Please count the lines in the records below that include the word "numbers" and report only the total.

━━━━

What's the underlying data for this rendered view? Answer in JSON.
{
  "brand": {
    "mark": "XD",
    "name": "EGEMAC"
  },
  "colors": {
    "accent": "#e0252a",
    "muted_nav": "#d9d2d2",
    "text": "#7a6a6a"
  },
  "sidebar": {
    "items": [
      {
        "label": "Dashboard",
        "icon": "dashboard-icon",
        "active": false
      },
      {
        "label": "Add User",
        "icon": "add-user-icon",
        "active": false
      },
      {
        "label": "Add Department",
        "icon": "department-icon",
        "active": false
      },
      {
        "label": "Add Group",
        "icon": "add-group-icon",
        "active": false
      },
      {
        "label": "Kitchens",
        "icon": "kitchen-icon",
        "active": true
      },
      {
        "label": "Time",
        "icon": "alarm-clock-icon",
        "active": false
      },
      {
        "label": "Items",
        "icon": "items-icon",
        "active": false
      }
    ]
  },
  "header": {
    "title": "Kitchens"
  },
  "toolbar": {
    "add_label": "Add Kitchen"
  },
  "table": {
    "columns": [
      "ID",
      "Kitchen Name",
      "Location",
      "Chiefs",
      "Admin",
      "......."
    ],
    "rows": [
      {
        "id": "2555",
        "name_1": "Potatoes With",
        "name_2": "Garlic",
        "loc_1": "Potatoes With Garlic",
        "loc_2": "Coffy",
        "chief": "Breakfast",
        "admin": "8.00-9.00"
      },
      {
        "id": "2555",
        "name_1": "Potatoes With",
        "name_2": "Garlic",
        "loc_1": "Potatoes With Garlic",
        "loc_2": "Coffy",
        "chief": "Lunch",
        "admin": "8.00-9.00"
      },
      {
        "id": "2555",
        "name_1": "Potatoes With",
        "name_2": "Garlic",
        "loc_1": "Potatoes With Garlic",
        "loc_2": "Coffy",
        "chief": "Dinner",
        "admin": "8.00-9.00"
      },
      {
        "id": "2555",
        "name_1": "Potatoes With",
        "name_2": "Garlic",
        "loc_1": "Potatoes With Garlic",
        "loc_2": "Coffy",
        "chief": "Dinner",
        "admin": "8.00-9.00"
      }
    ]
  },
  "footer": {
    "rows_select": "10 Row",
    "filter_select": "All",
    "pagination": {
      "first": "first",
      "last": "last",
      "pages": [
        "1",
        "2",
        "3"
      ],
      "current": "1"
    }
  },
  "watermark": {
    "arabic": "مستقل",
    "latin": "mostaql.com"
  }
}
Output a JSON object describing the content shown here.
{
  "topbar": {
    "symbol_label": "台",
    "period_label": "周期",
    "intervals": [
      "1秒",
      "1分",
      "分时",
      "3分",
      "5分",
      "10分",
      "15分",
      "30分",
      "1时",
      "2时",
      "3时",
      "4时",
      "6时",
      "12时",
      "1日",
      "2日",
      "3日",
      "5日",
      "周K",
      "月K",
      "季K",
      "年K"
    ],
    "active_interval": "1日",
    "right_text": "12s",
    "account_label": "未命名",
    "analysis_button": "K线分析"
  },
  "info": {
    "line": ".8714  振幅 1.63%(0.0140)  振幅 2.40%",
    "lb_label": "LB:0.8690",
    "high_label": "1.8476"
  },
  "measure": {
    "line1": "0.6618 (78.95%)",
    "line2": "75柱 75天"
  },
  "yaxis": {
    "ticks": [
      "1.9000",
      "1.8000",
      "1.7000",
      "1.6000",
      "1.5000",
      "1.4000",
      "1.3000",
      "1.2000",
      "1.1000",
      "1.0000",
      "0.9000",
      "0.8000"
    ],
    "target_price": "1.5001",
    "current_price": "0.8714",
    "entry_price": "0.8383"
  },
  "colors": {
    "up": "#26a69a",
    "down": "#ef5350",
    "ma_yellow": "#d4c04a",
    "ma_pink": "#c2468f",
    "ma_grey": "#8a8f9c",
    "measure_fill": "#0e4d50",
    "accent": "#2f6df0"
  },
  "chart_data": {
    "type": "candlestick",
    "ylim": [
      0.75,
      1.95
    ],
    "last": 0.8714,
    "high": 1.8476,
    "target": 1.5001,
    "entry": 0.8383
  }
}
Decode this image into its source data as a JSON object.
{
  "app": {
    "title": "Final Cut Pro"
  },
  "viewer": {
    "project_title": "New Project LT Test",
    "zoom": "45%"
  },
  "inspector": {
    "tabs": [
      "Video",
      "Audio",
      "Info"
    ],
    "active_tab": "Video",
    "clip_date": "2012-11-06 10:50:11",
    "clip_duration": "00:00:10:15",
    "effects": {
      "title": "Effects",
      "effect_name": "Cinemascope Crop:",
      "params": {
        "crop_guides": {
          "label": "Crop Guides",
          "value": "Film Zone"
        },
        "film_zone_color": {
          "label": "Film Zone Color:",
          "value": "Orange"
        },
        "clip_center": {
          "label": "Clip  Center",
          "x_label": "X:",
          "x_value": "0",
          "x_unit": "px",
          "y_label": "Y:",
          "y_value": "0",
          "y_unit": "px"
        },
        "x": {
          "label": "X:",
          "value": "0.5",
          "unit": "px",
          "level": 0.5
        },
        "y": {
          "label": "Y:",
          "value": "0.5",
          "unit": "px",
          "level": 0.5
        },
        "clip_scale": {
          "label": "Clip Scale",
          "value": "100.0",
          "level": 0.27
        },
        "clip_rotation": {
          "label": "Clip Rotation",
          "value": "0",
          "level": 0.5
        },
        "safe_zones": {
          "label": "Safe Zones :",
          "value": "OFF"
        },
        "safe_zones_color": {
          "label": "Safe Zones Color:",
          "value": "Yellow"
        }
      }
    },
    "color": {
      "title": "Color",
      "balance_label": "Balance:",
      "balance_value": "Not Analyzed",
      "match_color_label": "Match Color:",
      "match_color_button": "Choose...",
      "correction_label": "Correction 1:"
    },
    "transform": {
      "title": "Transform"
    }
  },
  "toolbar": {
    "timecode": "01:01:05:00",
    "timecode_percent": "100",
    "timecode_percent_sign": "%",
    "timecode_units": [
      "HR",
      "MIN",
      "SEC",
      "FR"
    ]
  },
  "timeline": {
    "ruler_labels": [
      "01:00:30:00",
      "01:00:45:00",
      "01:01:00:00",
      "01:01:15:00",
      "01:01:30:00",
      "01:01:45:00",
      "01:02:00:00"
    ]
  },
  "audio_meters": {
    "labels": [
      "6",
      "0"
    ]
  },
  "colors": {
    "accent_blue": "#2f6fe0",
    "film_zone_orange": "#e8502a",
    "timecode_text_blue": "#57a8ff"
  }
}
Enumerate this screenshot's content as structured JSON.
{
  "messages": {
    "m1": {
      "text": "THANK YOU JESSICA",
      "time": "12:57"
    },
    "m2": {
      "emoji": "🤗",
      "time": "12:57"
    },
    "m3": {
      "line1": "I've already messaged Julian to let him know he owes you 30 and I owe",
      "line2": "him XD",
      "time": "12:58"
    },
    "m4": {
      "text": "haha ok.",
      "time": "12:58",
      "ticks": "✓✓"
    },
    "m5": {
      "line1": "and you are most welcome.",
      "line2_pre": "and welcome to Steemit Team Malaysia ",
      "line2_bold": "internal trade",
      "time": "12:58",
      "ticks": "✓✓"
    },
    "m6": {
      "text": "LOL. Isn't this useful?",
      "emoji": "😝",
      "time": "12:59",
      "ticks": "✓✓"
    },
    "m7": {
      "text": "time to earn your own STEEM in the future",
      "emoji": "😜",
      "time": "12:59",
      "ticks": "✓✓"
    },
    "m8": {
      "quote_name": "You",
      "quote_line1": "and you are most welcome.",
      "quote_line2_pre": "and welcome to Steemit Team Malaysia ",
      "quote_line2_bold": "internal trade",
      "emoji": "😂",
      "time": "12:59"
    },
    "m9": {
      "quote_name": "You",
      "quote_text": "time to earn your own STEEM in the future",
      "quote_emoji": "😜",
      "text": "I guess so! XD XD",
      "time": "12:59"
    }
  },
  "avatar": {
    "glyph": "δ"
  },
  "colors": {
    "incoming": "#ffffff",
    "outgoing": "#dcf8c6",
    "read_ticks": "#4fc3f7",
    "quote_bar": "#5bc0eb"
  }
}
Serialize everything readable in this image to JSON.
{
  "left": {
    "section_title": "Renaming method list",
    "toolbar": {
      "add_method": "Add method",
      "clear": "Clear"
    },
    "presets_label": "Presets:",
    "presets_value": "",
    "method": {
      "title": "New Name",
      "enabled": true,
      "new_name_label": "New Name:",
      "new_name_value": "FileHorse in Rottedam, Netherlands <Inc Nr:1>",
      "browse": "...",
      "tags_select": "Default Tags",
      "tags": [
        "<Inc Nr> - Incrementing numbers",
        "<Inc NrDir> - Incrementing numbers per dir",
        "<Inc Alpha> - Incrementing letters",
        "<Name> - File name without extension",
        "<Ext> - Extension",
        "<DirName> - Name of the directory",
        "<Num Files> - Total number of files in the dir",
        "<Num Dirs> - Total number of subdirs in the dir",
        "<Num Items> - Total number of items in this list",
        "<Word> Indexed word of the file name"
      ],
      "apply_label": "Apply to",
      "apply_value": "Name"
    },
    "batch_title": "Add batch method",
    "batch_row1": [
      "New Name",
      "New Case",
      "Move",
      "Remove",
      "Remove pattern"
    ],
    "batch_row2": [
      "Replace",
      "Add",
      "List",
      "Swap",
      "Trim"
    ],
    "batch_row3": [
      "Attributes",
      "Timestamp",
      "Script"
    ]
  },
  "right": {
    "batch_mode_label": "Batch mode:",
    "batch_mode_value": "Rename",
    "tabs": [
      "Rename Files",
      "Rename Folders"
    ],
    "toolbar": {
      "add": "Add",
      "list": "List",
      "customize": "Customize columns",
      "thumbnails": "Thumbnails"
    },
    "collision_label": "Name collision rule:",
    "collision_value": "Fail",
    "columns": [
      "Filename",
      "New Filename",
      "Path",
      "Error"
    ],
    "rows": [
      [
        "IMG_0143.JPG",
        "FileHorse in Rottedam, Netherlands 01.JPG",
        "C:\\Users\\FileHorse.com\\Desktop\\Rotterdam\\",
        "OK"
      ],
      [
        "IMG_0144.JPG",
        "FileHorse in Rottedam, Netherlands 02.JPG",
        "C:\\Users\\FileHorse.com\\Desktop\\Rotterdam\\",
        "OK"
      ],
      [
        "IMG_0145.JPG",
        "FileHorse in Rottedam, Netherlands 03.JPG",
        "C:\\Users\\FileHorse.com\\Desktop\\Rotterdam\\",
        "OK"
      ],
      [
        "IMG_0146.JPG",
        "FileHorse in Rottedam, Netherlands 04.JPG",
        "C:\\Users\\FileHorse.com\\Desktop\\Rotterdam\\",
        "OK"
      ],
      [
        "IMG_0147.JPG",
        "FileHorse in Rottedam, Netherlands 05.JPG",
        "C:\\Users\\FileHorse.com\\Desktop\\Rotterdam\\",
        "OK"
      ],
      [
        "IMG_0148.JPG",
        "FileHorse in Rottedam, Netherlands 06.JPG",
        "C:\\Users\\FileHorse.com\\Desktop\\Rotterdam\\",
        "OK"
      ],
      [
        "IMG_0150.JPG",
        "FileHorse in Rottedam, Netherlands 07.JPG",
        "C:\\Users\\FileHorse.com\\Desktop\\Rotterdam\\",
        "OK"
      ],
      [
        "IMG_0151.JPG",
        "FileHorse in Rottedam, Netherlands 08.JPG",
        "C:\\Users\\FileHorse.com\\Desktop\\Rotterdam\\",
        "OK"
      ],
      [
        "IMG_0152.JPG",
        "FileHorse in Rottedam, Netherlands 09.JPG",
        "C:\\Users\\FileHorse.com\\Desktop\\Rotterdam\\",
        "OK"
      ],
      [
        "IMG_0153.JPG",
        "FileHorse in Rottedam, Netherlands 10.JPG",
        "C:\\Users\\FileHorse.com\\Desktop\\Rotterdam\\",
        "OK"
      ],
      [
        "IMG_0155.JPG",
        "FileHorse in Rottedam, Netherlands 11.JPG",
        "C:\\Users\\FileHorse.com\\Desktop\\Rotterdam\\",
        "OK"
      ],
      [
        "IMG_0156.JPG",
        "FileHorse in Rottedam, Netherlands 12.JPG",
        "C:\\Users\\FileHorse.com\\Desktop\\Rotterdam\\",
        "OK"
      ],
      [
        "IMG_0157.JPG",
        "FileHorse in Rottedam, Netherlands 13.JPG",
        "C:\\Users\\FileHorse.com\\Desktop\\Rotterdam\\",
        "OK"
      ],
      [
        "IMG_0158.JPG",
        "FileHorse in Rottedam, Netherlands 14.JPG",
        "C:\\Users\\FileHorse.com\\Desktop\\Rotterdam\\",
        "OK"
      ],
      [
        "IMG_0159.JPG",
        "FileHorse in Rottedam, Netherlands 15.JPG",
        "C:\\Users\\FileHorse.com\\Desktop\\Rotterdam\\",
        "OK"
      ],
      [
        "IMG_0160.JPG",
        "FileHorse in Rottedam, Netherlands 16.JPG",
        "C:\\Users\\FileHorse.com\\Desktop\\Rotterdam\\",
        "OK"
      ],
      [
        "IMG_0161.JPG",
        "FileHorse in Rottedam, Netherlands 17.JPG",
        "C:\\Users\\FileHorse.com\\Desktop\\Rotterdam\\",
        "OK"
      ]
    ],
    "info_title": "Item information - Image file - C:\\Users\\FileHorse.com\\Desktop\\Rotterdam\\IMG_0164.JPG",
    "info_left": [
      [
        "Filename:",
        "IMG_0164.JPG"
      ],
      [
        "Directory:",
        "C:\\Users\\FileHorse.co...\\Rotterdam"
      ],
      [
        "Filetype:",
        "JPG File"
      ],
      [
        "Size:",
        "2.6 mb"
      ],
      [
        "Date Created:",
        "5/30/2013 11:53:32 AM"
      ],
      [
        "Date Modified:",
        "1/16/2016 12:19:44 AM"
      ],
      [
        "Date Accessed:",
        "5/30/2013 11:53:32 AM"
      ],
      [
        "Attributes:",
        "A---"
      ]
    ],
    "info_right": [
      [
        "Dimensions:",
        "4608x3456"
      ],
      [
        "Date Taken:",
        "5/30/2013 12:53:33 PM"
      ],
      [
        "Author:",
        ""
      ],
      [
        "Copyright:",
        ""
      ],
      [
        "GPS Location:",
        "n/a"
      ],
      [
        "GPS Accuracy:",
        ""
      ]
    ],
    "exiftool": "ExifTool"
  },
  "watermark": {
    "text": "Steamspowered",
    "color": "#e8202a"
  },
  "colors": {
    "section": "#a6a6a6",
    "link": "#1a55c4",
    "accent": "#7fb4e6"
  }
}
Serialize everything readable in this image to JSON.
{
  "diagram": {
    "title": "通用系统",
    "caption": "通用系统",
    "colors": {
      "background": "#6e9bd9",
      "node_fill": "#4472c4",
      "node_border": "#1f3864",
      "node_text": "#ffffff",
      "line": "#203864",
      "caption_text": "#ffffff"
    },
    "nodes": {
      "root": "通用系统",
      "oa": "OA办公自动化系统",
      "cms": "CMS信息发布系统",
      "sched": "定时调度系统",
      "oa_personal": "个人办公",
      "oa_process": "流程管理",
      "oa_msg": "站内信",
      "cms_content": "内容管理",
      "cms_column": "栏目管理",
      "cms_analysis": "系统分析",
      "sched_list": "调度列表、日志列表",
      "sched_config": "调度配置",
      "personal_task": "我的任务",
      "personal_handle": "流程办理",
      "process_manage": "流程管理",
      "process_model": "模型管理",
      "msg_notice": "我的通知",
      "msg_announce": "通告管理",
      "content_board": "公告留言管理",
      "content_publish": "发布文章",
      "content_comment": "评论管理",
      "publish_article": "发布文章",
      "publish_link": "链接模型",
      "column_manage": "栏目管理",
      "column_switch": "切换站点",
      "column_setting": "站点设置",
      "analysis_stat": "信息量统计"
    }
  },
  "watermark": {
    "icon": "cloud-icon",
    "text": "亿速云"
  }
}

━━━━

### Result for this task
2